I love the complaint about houses being jerry-built. People always seem to moan about the same things, usually harking bacjk to a better past.

There's a part two which I'll post later.

Thursday, 15 March 2018

UK licensed brewers 1870 - 1914

More numbers. I've a whole bucketful of fresh ones I want to consume before they go off. ANd I need to bash out some posts to cover when I'm away in the UK later this week (last week, when you read this).

One of the tables in the Brewers' Almanack that I particularly like is the one that lists the number of breweries by size. It gives a good insight into the structure of the UK brewing industry and how it changed around the turn of the 20th century.

The UK used to have a ridiculous of breweries. Most of them very small. Most the the ones in the under 1,000 barrels a year category would have been brewing well under it. For example, in 1842 26,817 of the 44,208 breweries in the UK brewed fewer than 100 barrels a year. Of those 26,817 8,180 produced fewer than 20 barrels a year.* Bugger all even for a pub brewery.

Even in 1914, the number of breweries producing more than 20,000 barrels a year was only 334. And just 54 more than 100,000 barrels. Meaning that the industry was still very fragmented, with a very large number of small producers. The vast majority of which were pub breweries. 2,357 in 1914, to be precise.**

I'm surprised to see the number in the half million barrels category go up and down in the late 19th century. I'd have expected it to keep increasing.

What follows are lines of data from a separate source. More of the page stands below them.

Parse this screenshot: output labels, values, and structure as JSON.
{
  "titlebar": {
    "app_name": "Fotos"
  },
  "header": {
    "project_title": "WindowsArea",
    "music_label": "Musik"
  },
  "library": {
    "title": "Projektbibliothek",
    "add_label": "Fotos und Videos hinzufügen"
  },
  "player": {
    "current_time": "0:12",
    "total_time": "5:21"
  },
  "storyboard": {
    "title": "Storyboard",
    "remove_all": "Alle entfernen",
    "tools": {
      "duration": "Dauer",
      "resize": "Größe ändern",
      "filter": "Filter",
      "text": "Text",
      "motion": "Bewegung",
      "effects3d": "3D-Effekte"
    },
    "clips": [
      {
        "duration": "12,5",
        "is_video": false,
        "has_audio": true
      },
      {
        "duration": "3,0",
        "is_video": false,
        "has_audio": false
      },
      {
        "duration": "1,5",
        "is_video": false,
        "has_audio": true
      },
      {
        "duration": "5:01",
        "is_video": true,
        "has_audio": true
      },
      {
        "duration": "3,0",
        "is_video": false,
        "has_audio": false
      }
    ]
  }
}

Number of Persons in the UK licensed as Brewers for Sale
Year ended Sept. 30. Under 1,000. 1,000 and under 10,000. 10.000 and under 20,000. 20,000 and under 100,000. 100,000 and under 500,000. 500,000 and over.
1870 26,506 1,809 210 128 23 3
1875 21,181 1,864 260 194 25 4
1879 17,542 1,863 301 217 27 3
1880 16,770 1,768 272 203 23 4
1881 14,948 1,677 275 183 24 8
1885 12,608 1,537 270 187 27 4
1890 9,986 1,447 274 255 34 4
1895 7,213 1,162 267 256 34 5
1900 4,759 910 262 308 42 9
1905 3,787 832 232 280 40 9
1912 2,868 673 205 266 43 7
1913 2,760 615 210 271 42 8
1914 2,536 580 197 280 46 8
Brewers' Almanack 1922, page 117.

Who were the breweries producing over half a million barrels? Some are pretty obvious, like Guinness, Bass and Allsopp. Others you may not have heard of. I happen to have the numbers for 1884.

Note that all but the top three were based in London.

Largest UK breweries in 1884
Brewery Beer Bands (barrels)
Guinness 1,300,000
Bass 1,000,000
Allsopp 850,000
Combe 500,000
Barclay 550,000
Watney 450,000
Truman 450,000
Charrington 400,000
Reid 350,000
Whitbread 300,000
Courage 300,000
Document ACC/2305/8/246 part of the Courage archive held at the London Metropolitan Archive
Output based on the cost of the brewing licence which was based on bands of output, the figure given is the top of the band into which the brewery's output fell.

Three of the breweries above, Watney, Combe and Reid, took part in the first big merger in 1898. Forming, er, Watney, Combe, Reid. A name which when I saw it on a pub door said "stay away" to me.

* "A Dictionary, Practical, Theoretical, and Historical, of Commerce and Commercial Navigation" by John Ramsay McCulloch, 1844, page 9.

** 1928 Brewers' Almanack, page 118.